Another metaphor in the sermon is, “The wrath of God is like great waters that are dammed for the present; they increase more and more, and rise higher and higher, till an outlet is given, and the longer the stream is stopped, the more rapid and mighty is its course, when once it is let loose… the waters are continually rising and waxing more and more mighty; and there is nothing but the mere pleasure of God that holds the waters back that are unwilling to be stopped…” (Bedford 352). The whole point of what he is saying in this quote is just to stress the importance that only God’s grace can keep people from a loss from hate. The losses can include things like floods and burning flames. This quote talks about how the waves of water keep getting
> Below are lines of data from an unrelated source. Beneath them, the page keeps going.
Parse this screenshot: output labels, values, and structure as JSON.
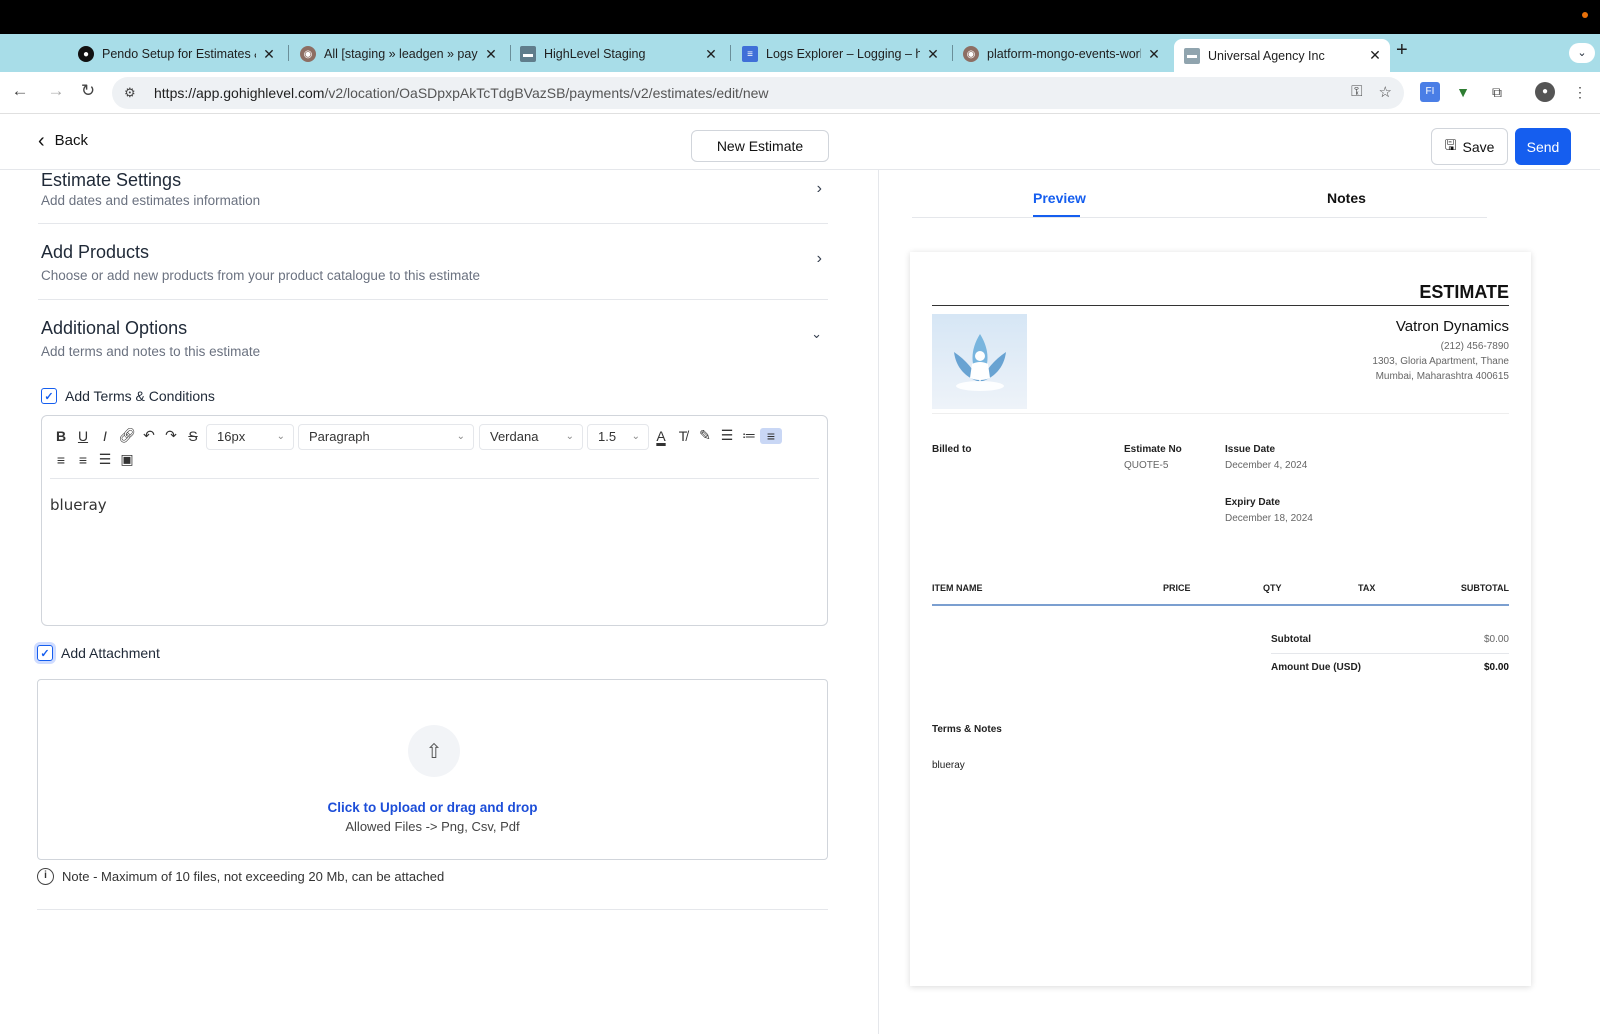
{
  "browser": {
    "tabs": [
      {
        "title": "Pendo Setup for Estimates &"
      },
      {
        "title": "All [staging » leadgen » paym"
      },
      {
        "title": "HighLevel Staging"
      },
      {
        "title": "Logs Explorer – Logging – hig"
      },
      {
        "title": "platform-mongo-events-work"
      },
      {
        "title": "Universal Agency Inc",
        "active": true
      }
    ],
    "url_host": "https://app.gohighlevel.com",
    "url_path": "/v2/location/OaSDpxpAkTcTdgBVazSB/payments/v2/estimates/edit/new"
  },
  "header": {
    "back_label": "Back",
    "estimate_title": "New Estimate",
    "save_label": "Save",
    "send_label": "Send"
  },
  "sections": {
    "settings": {
      "title": "Estimate Settings",
      "subtitle": "Add dates and estimates information"
    },
    "products": {
      "title": "Add Products",
      "subtitle": "Choose or add new products from your product catalogue to this estimate"
    },
    "options": {
      "title": "Additional Options",
      "subtitle": "Add terms and notes to this estimate"
    }
  },
  "terms": {
    "checkbox_label": "Add Terms & Conditions",
    "font_size": "16px",
    "block_type": "Paragraph",
    "font_family": "Verdana",
    "line_height": "1.5",
    "content": "blueray"
  },
  "attachment": {
    "checkbox_label": "Add Attachment",
    "upload_link": "Click to Upload or drag and drop",
    "allowed": "Allowed Files -> Png, Csv, Pdf",
    "note": "Note - Maximum of 10 files, not exceeding 20 Mb, can be attached"
  },
  "right_tabs": {
    "preview": "Preview",
    "notes": "Notes"
  },
  "preview": {
    "doc_title": "ESTIMATE",
    "company_name": "Vatron Dynamics",
    "company_phone": "(212) 456-7890",
    "company_address1": "1303, Gloria Apartment, Thane",
    "company_address2": "Mumbai, Maharashtra 400615",
    "billed_to_label": "Billed to",
    "estimate_no_label": "Estimate No",
    "estimate_no": "QUOTE-5",
    "issue_date_label": "Issue Date",
    "issue_date": "December 4, 2024",
    "expiry_date_label": "Expiry Date",
    "expiry_date": "December 18, 2024",
    "columns": [
      "ITEM NAME",
      "PRICE",
      "QTY",
      "TAX",
      "SUBTOTAL"
    ],
    "subtotal_label": "Subtotal",
    "subtotal_value": "$0.00",
    "amount_due_label": "Amount Due (USD)",
    "amount_due_value": "$0.00",
    "terms_label": "Terms & Notes",
    "terms_content": "blueray"
  },
  "colors": {
    "accent": "#155eef",
    "tabstrip": "#a8dde8"
  }
}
It is not black and white, especially since soldiers are dealing with heavy issues and people are dying all around
He even goes as far to say that "The war is actually begun!" and "Our brethren are already in the field!". "I
“Declare your jihad on thirteen enemies you cannot see- egoism, arrogance, conceit, selfishness, greed, lust, intolerance, anger, lying, cheating, gossiping, and slandering. If you can master and destroy them, then you will be ready to fight the enemy you can see.” - Al-Ghazali. These enemies are the evils that lurk within humans, yet we see more in others than ourselves.
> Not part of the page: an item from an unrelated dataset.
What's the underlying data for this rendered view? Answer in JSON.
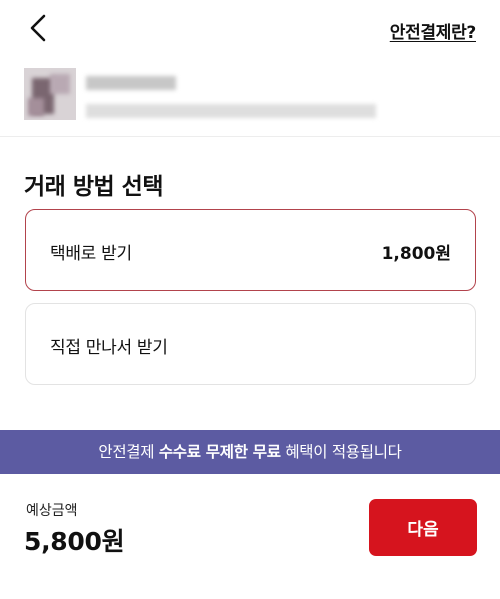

The positive reinforecemenst of God's power and his will, adds towards the troops feeling of contentment
He does not believe that his people should be suffering for no reason. “ Praised be thy Holy Name, for having chosen us to be slaughtered on Thine altar?” (Pg.67) This quote contained the device of imagery. There is a boy who looks at all those people with hope, but then there is
“The wrath of God is like great waters that are damned from the present; they increase; more and more, and rise higher and higher, till an outlet is give; and the longer the stream is stopped, the more rapid and mighty its course, when once it is let loose." In this quotation, Edwards uses
You can't mentally prepare for what you’re about to see, you just can’t. “Billy Boy got scared and started crying and said he was about to die” (202). As in the quote, you just can prepare because you never will know what will happen. Tim O’Brien wrote in the book on how accidents can happen in war. Accidents can take away a person's life in war.
The author appeals to his audience’s emotion when writing this sermon. Specifically, he targets
Edwards likes to take the repetition of a word to scare his audience to make his point. “Wrath” means “forceful anger”. Instead of just saying plain anger, Edwards uses repetition of fury to make his point more profoundly. Edwards emphases that people are in great danger and God is extremely angry. Edwards describes the anger of God as “great furnace of wrath”, “full of the fire of wrath” and “wrath is provoked and incensed”.